Invasive species have become a costly problem for the United States. Invaders have ruined numerous local fishing economies and ecosystems. Though this problem was inevitable, there was a point in US history at which someone could have taken decisive action and implemented policies that could have slowed the spread of invasive species and saved the US a great deal of money. Unfortunately, as Dr. Lodge noted in his lecture, few legal actions have been taken to control the problem of invasive species, and all of these actions have proven to be extremely ineffective.
In addition to ineffective management of these invaders at the national level in the US, variations in species regulation at the local level also contributes to this problem. Peters and Lodge (2009) investigated crawfish regulations in the Laurentian Great Lakes area as an example of how poorly the movement of species is managed.
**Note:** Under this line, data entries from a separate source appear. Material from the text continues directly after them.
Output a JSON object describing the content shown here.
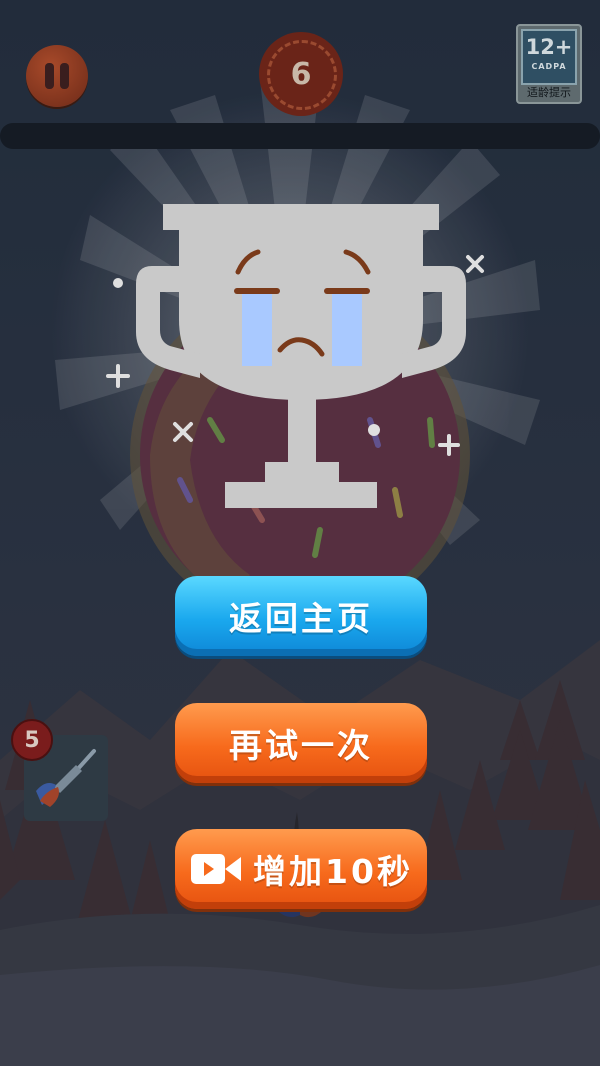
{
  "hud": {
    "timer_value": "6",
    "age_rating": {
      "number": "12+",
      "code": "CADPA",
      "caption": "适龄提示"
    }
  },
  "result": {
    "state": "fail",
    "trophy_face": "crying"
  },
  "buttons": {
    "home_label": "返回主页",
    "retry_label": "再试一次",
    "add_time_label": "增加10秒"
  },
  "darts": {
    "remaining": "5"
  },
  "colors": {
    "home_button": "#1aa8ee",
    "retry_button": "#f76a1c",
    "add_time_button": "#f76a1c",
    "trophy": "#c9c9c9"
  },
  "icons": {
    "pause": "pause-icon",
    "video": "video-camera-icon",
    "dart": "dart-icon"
  }
}
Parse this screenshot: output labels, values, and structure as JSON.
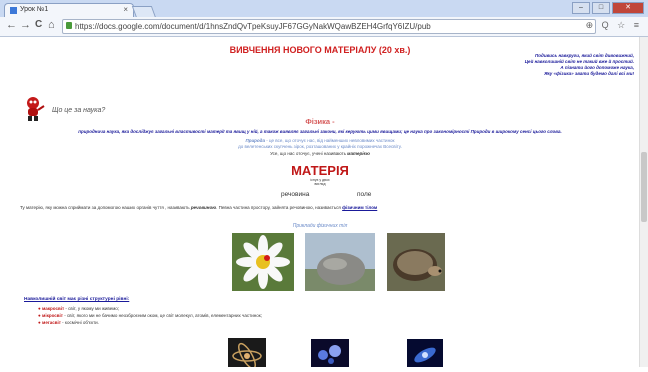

They found great disparities in the severity of these regulations among different areas surrounding the Great Lakes, which confuses crawfish vendors and exacerbates the problem of invasive species. The variance in regulations is likely present among regulatory laws for other species as well.
In order to successfully manage invasive species, consistent and firm regulations need to be implemented at the state or national level; local regulations are ineffective. If management of invasive species is to be done at the state level, states need to work closely to prevent confusion that may result from the transport of these species. Peters and Lodge (2009) also recommend that any harm that comes from the introduction (accidental or otherwise) of a foreign species be the responsibility of the person or organization that allowed the introduction. This is a promising idea that would probably decrease the amount of “accidental” introductions of invasive species. Regardless of which path legislators decide to take, action should be taken to increase invasive species regulations as soon as possible.
Peters JA, DM Lodge. 2009. Invasive Species Policy at the Regional Level: A Multiple Weak Links Problem. Fisheries 34: 373-381.